KUWADRO NUMERO UNO (Frame Number One). Published 1996. Author, Benilda S. Santos. Pasig City: Anvil Publishing, Inc. 108 pp.
The poet’s writing is much influenced by the bagay movement, as can be seen in the use of concrete images, clean lines, and the philosophical bent of some of the book’s major subjects. Santos employs these literary devices very well in the collection.
The seventy one (71) poems in Kuwadro are subdivided into seven sections categorized according to topics aptly titled “Pitak at Larawan,” or “ Rekwerdo ng Buwan.” The orderly presentation of subjects from women issues, individual concerns, to the beauty of nature facilitate understanding of the themes of spiritual awareness and human freedom. Santos’s poetry is of the lyrical and analogical kind that encourage readers to think about the common symbols used and think about their significant meanings.
Eight poems are in the moon section which center on the life-renewing powers of the celestial body. Ecstatic in tone, these pieces sound like prayers for the poor and the tired, that the moon’s cool light “touch their foreheads and take away the painful memories.”
“Ritwal ng Tubig” (Water Ritual) explores the real and symbolic power of the rain in human activities, as a source of blessing and harbinger of hope. The coming of the rainy season is creatively exploited by the writer to come up with the personal and quasi-historic scenes. Some are akin to the haiku in its conciseness and vivid effect while the others are pastoral in content and style.
The short sections “Gayuma ng Hangin” (Wind’s Potion) and “Yugto-yugto” (Chapters) have themes similar to the other sections. In the first, the wind is used a main symbol and foreshadower of significant events, while the second features human activities that are likely to happen each month of the year. One of the most memorable pieces is “Sa Pagpasok ng Kuwaresma,” (As Lent Begins), the featured poem for March, about a mother who offers a mango to her child, and her inconsolable grief when the child dies in the horrific Ozone Disco fire accident.

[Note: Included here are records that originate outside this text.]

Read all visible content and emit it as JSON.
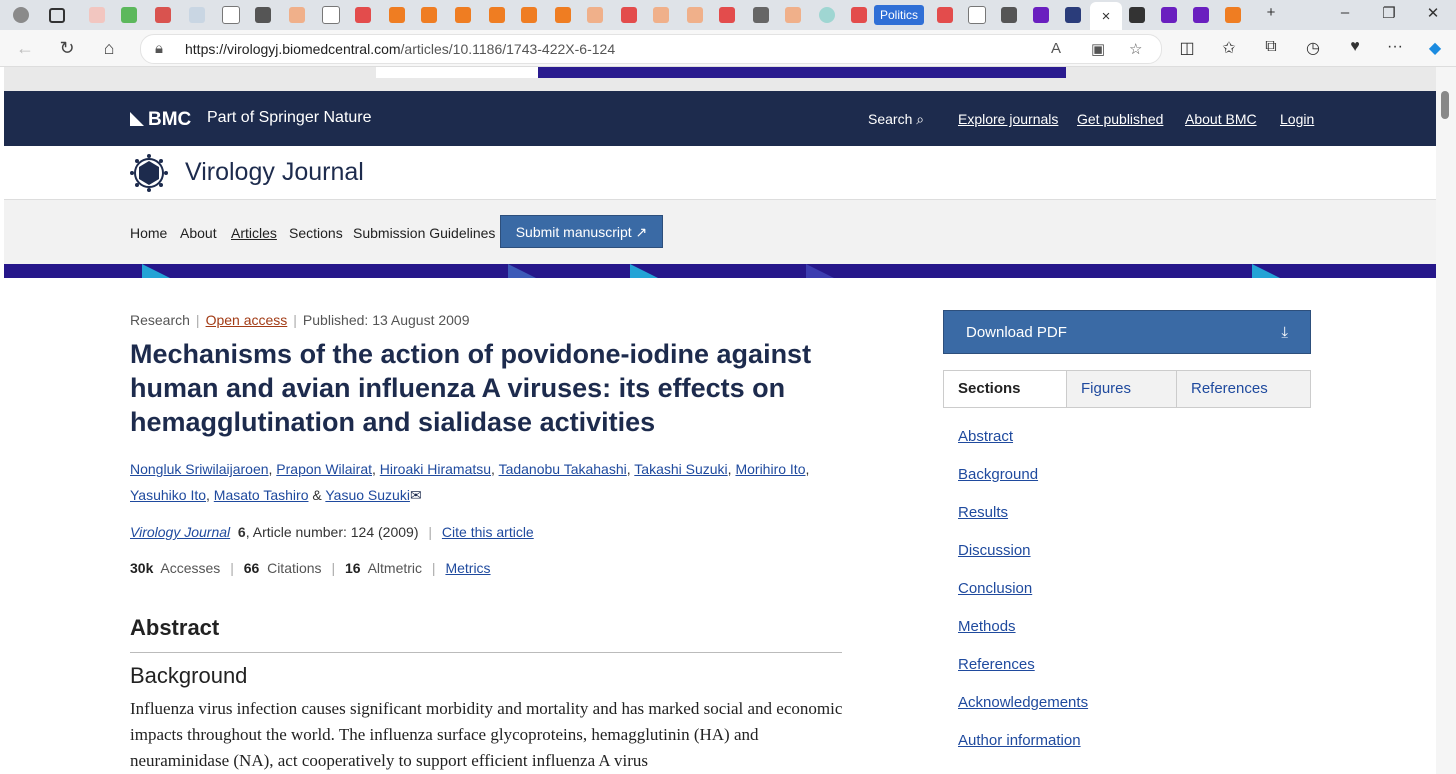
{
  "browser": {
    "tab_label": "Politics",
    "close_tab": "×",
    "url_host": "https://virologyj.biomedcentral.com",
    "url_path": "/articles/10.1186/1743-422X-6-124"
  },
  "bmc": {
    "logo": "BMC",
    "part_of": "Part of Springer Nature",
    "search": "Search",
    "links": [
      "Explore journals",
      "Get published",
      "About BMC",
      "Login"
    ]
  },
  "journal": {
    "title": "Virology Journal"
  },
  "nav": {
    "items": [
      "Home",
      "About",
      "Articles",
      "Sections",
      "Submission Guidelines"
    ],
    "submit": "Submit manuscript"
  },
  "article": {
    "type": "Research",
    "access": "Open access",
    "published": "Published: 13 August 2009",
    "title": "Mechanisms of the action of povidone-iodine against human and avian influenza A viruses: its effects on hemagglutination and sialidase activities",
    "authors": [
      "Nongluk Sriwilaijaroen",
      "Prapon Wilairat",
      "Hiroaki Hiramatsu",
      "Tadanobu Takahashi",
      "Takashi Suzuki",
      "Morihiro Ito",
      "Yasuhiko Ito",
      "Masato Tashiro",
      "Yasuo Suzuki"
    ],
    "amp": "&",
    "journal_name": "Virology Journal",
    "volume": "6",
    "article_number": ", Article number: 124 (2009)",
    "cite": "Cite this article",
    "accesses_n": "30k",
    "accesses_l": "Accesses",
    "citations_n": "66",
    "citations_l": "Citations",
    "altmetric_n": "16",
    "altmetric_l": "Altmetric",
    "metrics": "Metrics",
    "abstract_heading": "Abstract",
    "background_heading": "Background",
    "body": "Influenza virus infection causes significant morbidity and mortality and has marked social and economic impacts throughout the world. The influenza surface glycoproteins, hemagglutinin (HA) and neuraminidase (NA), act cooperatively to support efficient influenza A virus"
  },
  "sidebar": {
    "download": "Download PDF",
    "tabs": [
      "Sections",
      "Figures",
      "References"
    ],
    "sections": [
      "Abstract",
      "Background",
      "Results",
      "Discussion",
      "Conclusion",
      "Methods",
      "References",
      "Acknowledgements",
      "Author information"
    ]
  }
}
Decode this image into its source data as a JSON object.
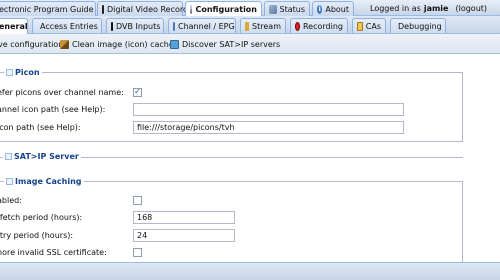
{
  "top_tabs": [
    {
      "label": "ectronic Program Guide",
      "icon": "epg-icon"
    },
    {
      "label": "Digital Video Recorder",
      "icon": "film-icon"
    },
    {
      "label": "Configuration",
      "icon": "wrench-icon"
    },
    {
      "label": "Status",
      "icon": "status-icon"
    },
    {
      "label": "About",
      "icon": "info-icon"
    }
  ],
  "login": {
    "prefix": "Logged in as",
    "user": "jamie",
    "logout": "(logout)"
  },
  "sub_tabs": [
    {
      "label": "eneral",
      "icon": "gear-icon"
    },
    {
      "label": "Access Entries",
      "icon": "key-icon"
    },
    {
      "label": "DVB Inputs",
      "icon": "tv-icon"
    },
    {
      "label": "Channel / EPG",
      "icon": "grid-icon"
    },
    {
      "label": "Stream",
      "icon": "speaker-icon"
    },
    {
      "label": "Recording",
      "icon": "record-icon"
    },
    {
      "label": "CAs",
      "icon": "ca-icon"
    },
    {
      "label": "Debugging",
      "icon": "debug-icon"
    }
  ],
  "toolbar": {
    "save_label": "ve configuration",
    "clean_cache_label": "Clean image (icon) cache",
    "discover_label": "Discover SAT>IP servers"
  },
  "picon": {
    "title": "Picon",
    "prefer_label": "efer picons over channel name:",
    "prefer_checked": true,
    "channel_icon_label": "annel icon path (see Help):",
    "channel_icon_value": "",
    "picon_path_label": "icon path (see Help):",
    "picon_path_value": "file:///storage/picons/tvh"
  },
  "satip": {
    "title": "SAT>IP Server"
  },
  "image_caching": {
    "title": "Image Caching",
    "enabled_label": "abled:",
    "enabled_checked": false,
    "refetch_label": "-fetch period (hours):",
    "refetch_value": "168",
    "retry_label": "-try period (hours):",
    "retry_value": "24",
    "ignore_ssl_label": "nore invalid SSL certificate:",
    "ignore_ssl_checked": false
  },
  "colors": {
    "accent": "#15428b",
    "tab_border": "#8db2e3",
    "bar": "#c6d5ea"
  }
}
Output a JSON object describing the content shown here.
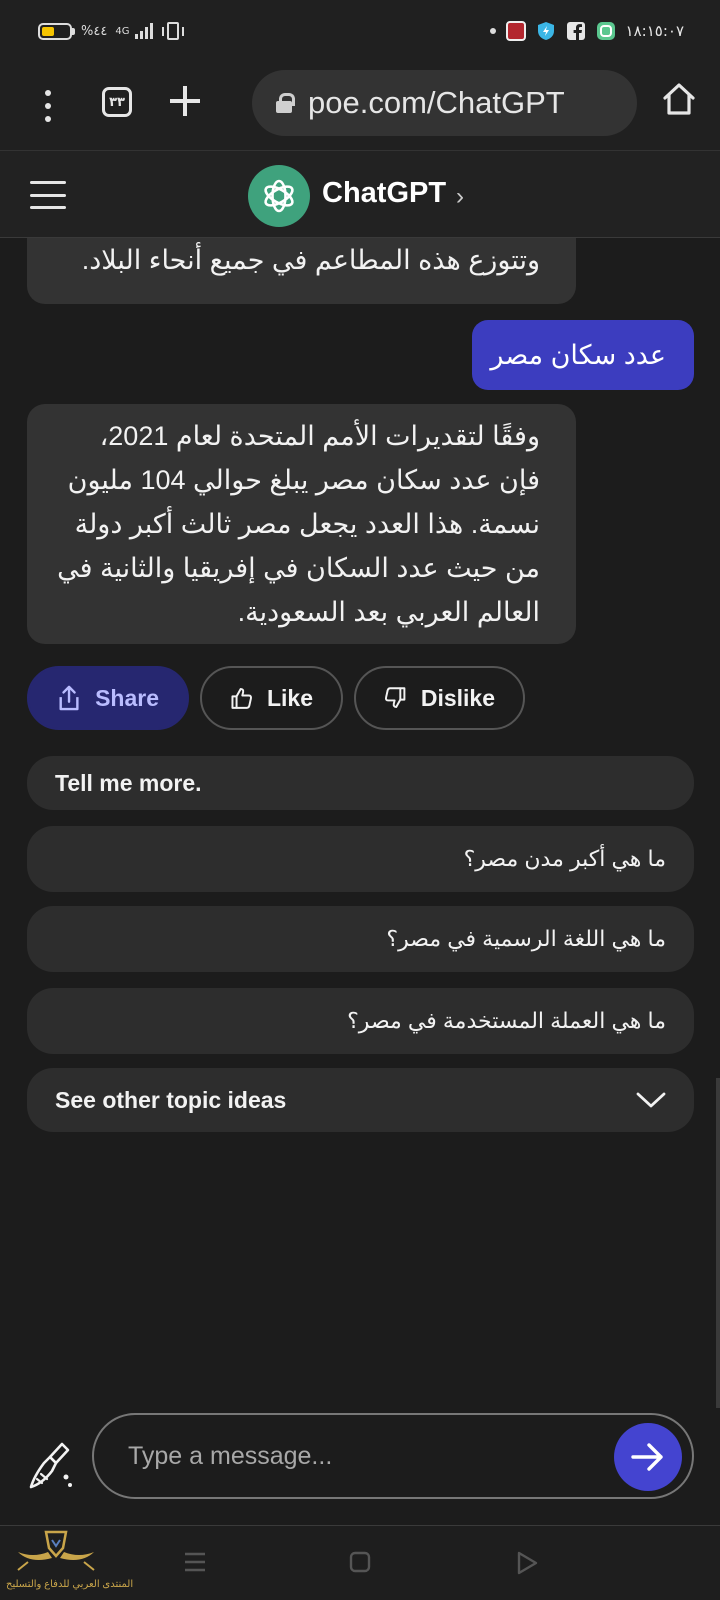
{
  "status_bar": {
    "battery": "%٤٤",
    "network": "4G",
    "time": "١٨:١٥:٠٧",
    "icons": [
      "battery-icon",
      "signal-icon",
      "vibrate-icon",
      "notification-dot-icon",
      "app-notification-icon",
      "shield-app-icon",
      "facebook-icon",
      "chat-app-icon"
    ]
  },
  "browser": {
    "tab_count": "٣٣",
    "url": "poe.com/ChatGPT",
    "icons": [
      "more-vertical-icon",
      "tabs-icon",
      "plus-icon",
      "lock-icon",
      "home-icon"
    ]
  },
  "header": {
    "bot_name": "ChatGPT",
    "chevron": "›",
    "icons": [
      "hamburger-menu-icon",
      "openai-logo-icon"
    ]
  },
  "messages": {
    "previous_bot_tail": "وتتوزع هذه المطاعم في جميع أنحاء البلاد.",
    "user": "عدد سكان مصر",
    "bot_answer": "وفقًا لتقديرات الأمم المتحدة لعام 2021، فإن عدد سكان مصر يبلغ حوالي 104 مليون نسمة. هذا العدد يجعل مصر ثالث أكبر دولة من حيث عدد السكان في إفريقيا والثانية في العالم العربي بعد السعودية."
  },
  "actions": {
    "share": "Share",
    "like": "Like",
    "dislike": "Dislike",
    "colors": {
      "share_bg": "#262770",
      "share_text": "#b9bcff"
    }
  },
  "suggestions": {
    "tell_more": "Tell me more.",
    "q1": "ما هي أكبر مدن مصر؟",
    "q2": "ما هي اللغة الرسمية في مصر؟",
    "q3": "ما هي العملة المستخدمة في مصر؟",
    "other_topics": "See other topic ideas"
  },
  "composer": {
    "placeholder": "Type a message...",
    "icons": [
      "broom-icon",
      "send-arrow-icon"
    ],
    "send_color": "#4444d0"
  },
  "navbar": {
    "icons": [
      "recents-icon",
      "home-square-icon",
      "back-triangle-icon"
    ]
  },
  "watermark": {
    "text": "المنتدى العربي للدفاع والتسليح"
  },
  "colors": {
    "background": "#1c1c1c",
    "bubble_bot": "#333333",
    "bubble_user": "#3c3dbf",
    "bot_avatar": "#3fa27d"
  }
}
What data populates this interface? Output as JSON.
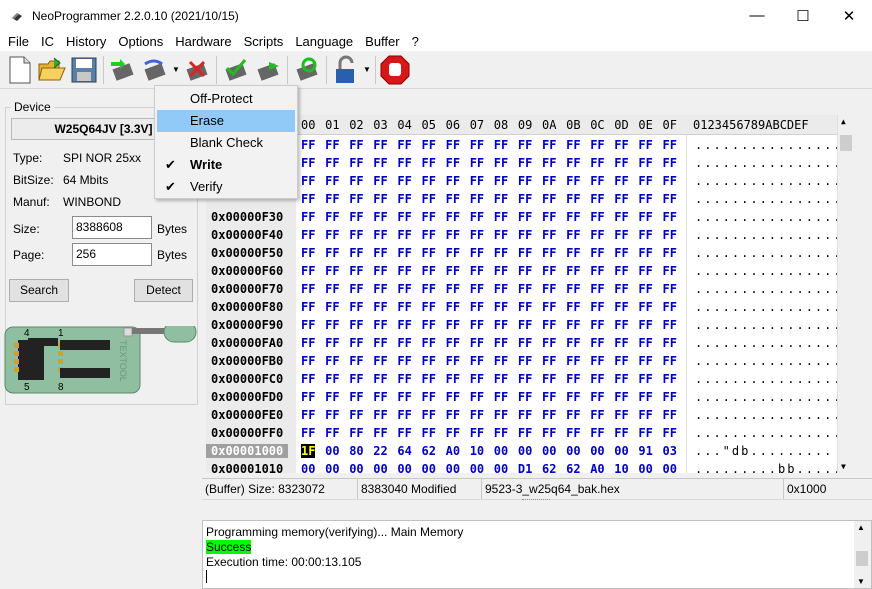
{
  "window": {
    "title": "NeoProgrammer 2.2.0.10 (2021/10/15)",
    "minimize_glyph": "—",
    "maximize_glyph": "☐",
    "close_glyph": "✕"
  },
  "menubar": {
    "items": [
      "File",
      "IC",
      "History",
      "Options",
      "Hardware",
      "Scripts",
      "Language",
      "Buffer",
      "?"
    ]
  },
  "toolbar": {
    "icons": [
      "new-file-icon",
      "open-folder-icon",
      "save-floppy-icon",
      "read-chip-icon",
      "write-chip-icon",
      "erase-chip-icon",
      "verify-chip-icon",
      "blank-check-icon",
      "auto-program-icon",
      "protect-lock-icon",
      "stop-icon"
    ]
  },
  "device": {
    "group_label": "Device",
    "name": "W25Q64JV [3.3V]",
    "type_label": "Type:",
    "type_value": "SPI NOR 25xx",
    "bitsize_label": "BitSize:",
    "bitsize_value": "64 Mbits",
    "manuf_label": "Manuf:",
    "manuf_value": "WINBOND",
    "size_label": "Size:",
    "size_value": "8388608",
    "size_unit": "Bytes",
    "page_label": "Page:",
    "page_value": "256",
    "page_unit": "Bytes",
    "search_label": "Search",
    "detect_label": "Detect",
    "socket_pin_tl": "4",
    "socket_pin_tr": "1",
    "socket_pin_bl": "5",
    "socket_pin_br": "8",
    "socket_brand": "TEXTOOL"
  },
  "dropdown": {
    "items": [
      {
        "label": "Off-Protect",
        "checked": false,
        "highlighted": false,
        "bold": false
      },
      {
        "label": "Erase",
        "checked": false,
        "highlighted": true,
        "bold": false
      },
      {
        "label": "Blank Check",
        "checked": false,
        "highlighted": false,
        "bold": false
      },
      {
        "label": "Write",
        "checked": true,
        "highlighted": false,
        "bold": true
      },
      {
        "label": "Verify",
        "checked": true,
        "highlighted": false,
        "bold": false
      }
    ]
  },
  "hexview": {
    "header_cols": [
      "00",
      "01",
      "02",
      "03",
      "04",
      "05",
      "06",
      "07",
      "08",
      "09",
      "0A",
      "0B",
      "0C",
      "0D",
      "0E",
      "0F"
    ],
    "header_ascii": "0123456789ABCDEF",
    "rows": [
      {
        "addr": "",
        "bytes": [
          "FF",
          "FF",
          "FF",
          "FF",
          "FF",
          "FF",
          "FF",
          "FF",
          "FF",
          "FF",
          "FF",
          "FF",
          "FF",
          "FF",
          "FF",
          "FF"
        ],
        "ascii": "................"
      },
      {
        "addr": "",
        "bytes": [
          "FF",
          "FF",
          "FF",
          "FF",
          "FF",
          "FF",
          "FF",
          "FF",
          "FF",
          "FF",
          "FF",
          "FF",
          "FF",
          "FF",
          "FF",
          "FF"
        ],
        "ascii": "................"
      },
      {
        "addr": "",
        "bytes": [
          "FF",
          "FF",
          "FF",
          "FF",
          "FF",
          "FF",
          "FF",
          "FF",
          "FF",
          "FF",
          "FF",
          "FF",
          "FF",
          "FF",
          "FF",
          "FF"
        ],
        "ascii": "................"
      },
      {
        "addr": "",
        "bytes": [
          "FF",
          "FF",
          "FF",
          "FF",
          "FF",
          "FF",
          "FF",
          "FF",
          "FF",
          "FF",
          "FF",
          "FF",
          "FF",
          "FF",
          "FF",
          "FF"
        ],
        "ascii": "................"
      },
      {
        "addr": "0x00000F30",
        "bytes": [
          "FF",
          "FF",
          "FF",
          "FF",
          "FF",
          "FF",
          "FF",
          "FF",
          "FF",
          "FF",
          "FF",
          "FF",
          "FF",
          "FF",
          "FF",
          "FF"
        ],
        "ascii": "................"
      },
      {
        "addr": "0x00000F40",
        "bytes": [
          "FF",
          "FF",
          "FF",
          "FF",
          "FF",
          "FF",
          "FF",
          "FF",
          "FF",
          "FF",
          "FF",
          "FF",
          "FF",
          "FF",
          "FF",
          "FF"
        ],
        "ascii": "................"
      },
      {
        "addr": "0x00000F50",
        "bytes": [
          "FF",
          "FF",
          "FF",
          "FF",
          "FF",
          "FF",
          "FF",
          "FF",
          "FF",
          "FF",
          "FF",
          "FF",
          "FF",
          "FF",
          "FF",
          "FF"
        ],
        "ascii": "................"
      },
      {
        "addr": "0x00000F60",
        "bytes": [
          "FF",
          "FF",
          "FF",
          "FF",
          "FF",
          "FF",
          "FF",
          "FF",
          "FF",
          "FF",
          "FF",
          "FF",
          "FF",
          "FF",
          "FF",
          "FF"
        ],
        "ascii": "................"
      },
      {
        "addr": "0x00000F70",
        "bytes": [
          "FF",
          "FF",
          "FF",
          "FF",
          "FF",
          "FF",
          "FF",
          "FF",
          "FF",
          "FF",
          "FF",
          "FF",
          "FF",
          "FF",
          "FF",
          "FF"
        ],
        "ascii": "................"
      },
      {
        "addr": "0x00000F80",
        "bytes": [
          "FF",
          "FF",
          "FF",
          "FF",
          "FF",
          "FF",
          "FF",
          "FF",
          "FF",
          "FF",
          "FF",
          "FF",
          "FF",
          "FF",
          "FF",
          "FF"
        ],
        "ascii": "................"
      },
      {
        "addr": "0x00000F90",
        "bytes": [
          "FF",
          "FF",
          "FF",
          "FF",
          "FF",
          "FF",
          "FF",
          "FF",
          "FF",
          "FF",
          "FF",
          "FF",
          "FF",
          "FF",
          "FF",
          "FF"
        ],
        "ascii": "................"
      },
      {
        "addr": "0x00000FA0",
        "bytes": [
          "FF",
          "FF",
          "FF",
          "FF",
          "FF",
          "FF",
          "FF",
          "FF",
          "FF",
          "FF",
          "FF",
          "FF",
          "FF",
          "FF",
          "FF",
          "FF"
        ],
        "ascii": "................"
      },
      {
        "addr": "0x00000FB0",
        "bytes": [
          "FF",
          "FF",
          "FF",
          "FF",
          "FF",
          "FF",
          "FF",
          "FF",
          "FF",
          "FF",
          "FF",
          "FF",
          "FF",
          "FF",
          "FF",
          "FF"
        ],
        "ascii": "................"
      },
      {
        "addr": "0x00000FC0",
        "bytes": [
          "FF",
          "FF",
          "FF",
          "FF",
          "FF",
          "FF",
          "FF",
          "FF",
          "FF",
          "FF",
          "FF",
          "FF",
          "FF",
          "FF",
          "FF",
          "FF"
        ],
        "ascii": "................"
      },
      {
        "addr": "0x00000FD0",
        "bytes": [
          "FF",
          "FF",
          "FF",
          "FF",
          "FF",
          "FF",
          "FF",
          "FF",
          "FF",
          "FF",
          "FF",
          "FF",
          "FF",
          "FF",
          "FF",
          "FF"
        ],
        "ascii": "................"
      },
      {
        "addr": "0x00000FE0",
        "bytes": [
          "FF",
          "FF",
          "FF",
          "FF",
          "FF",
          "FF",
          "FF",
          "FF",
          "FF",
          "FF",
          "FF",
          "FF",
          "FF",
          "FF",
          "FF",
          "FF"
        ],
        "ascii": "................"
      },
      {
        "addr": "0x00000FF0",
        "bytes": [
          "FF",
          "FF",
          "FF",
          "FF",
          "FF",
          "FF",
          "FF",
          "FF",
          "FF",
          "FF",
          "FF",
          "FF",
          "FF",
          "FF",
          "FF",
          "FF"
        ],
        "ascii": "................"
      },
      {
        "addr": "0x00001000",
        "bytes": [
          "1F",
          "00",
          "80",
          "22",
          "64",
          "62",
          "A0",
          "10",
          "00",
          "00",
          "00",
          "00",
          "00",
          "00",
          "91",
          "03"
        ],
        "ascii": "...\"db.........",
        "selected": true
      },
      {
        "addr": "0x00001010",
        "bytes": [
          "00",
          "00",
          "00",
          "00",
          "00",
          "00",
          "00",
          "00",
          "00",
          "D1",
          "62",
          "62",
          "A0",
          "10",
          "00",
          "00"
        ],
        "ascii": ".........bb....."
      }
    ]
  },
  "status": {
    "buffer_size": "(Buffer) Size: 8323072",
    "modified": "8383040 Modified",
    "filename": "9523-3_w25q64_bak.hex",
    "offset": "0x1000"
  },
  "log": {
    "line1": "Programming memory(verifying)... Main Memory",
    "line2": "Success",
    "line3": "Execution time: 00:00:13.105"
  },
  "colors": {
    "hex_byte": "#0000c0",
    "highlight": "#91c9f7",
    "success_bg": "#00ff00",
    "socket_green": "#8fbfa0"
  }
}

Social commentaries and individual engagement to social issues pervade the last two sections of the book–”Komentaryo at Dokumentaryo” (Commentary and Documentary) and “Bendisyon ng Umaga” (Morning Blessing). The poet’s sense of drama and irony are shown in many of the monologues and meditations. One of the representative pieces is “Kay Tu Fu na Makauunawa Sa Hindi Ko Babanggitin sa Mga Taludtod Na Ito” (To Tu Fu Who Undestands What I Will Not Say Here) wherein a female lover talks about her affection to a rebel and the movement he represents. The poetic monologue ends in a conceit, or extraordinary image. The speaker accidentally bit the man in the lips as they kissed, wounding him, and she swallowed the blood. She swears this made her live more fully, all the more after the rebel was killed in a military encounter.
Another poem from the last section, “Kaibigang Nawaglit” (Lost Friend) is addressed to a friend who is out of the country and is sorely missed. Although this is a common subject, the piece is remarkable for its bright summer images, rendered in ecstatic diction that contrasts dramatically with the absence of the friend. This seems to be a recurring narrative in Santos’s work: the sad effect of a loved one’s absence from the persona’s life.
Kuwadro‘s contributes much to the modernist character of contemporary Filipino poetry through the foregrounding of a humane and feminine poetic voice. The pieces are conversational yet lyrical, personal yet engaged with social issues and concerns.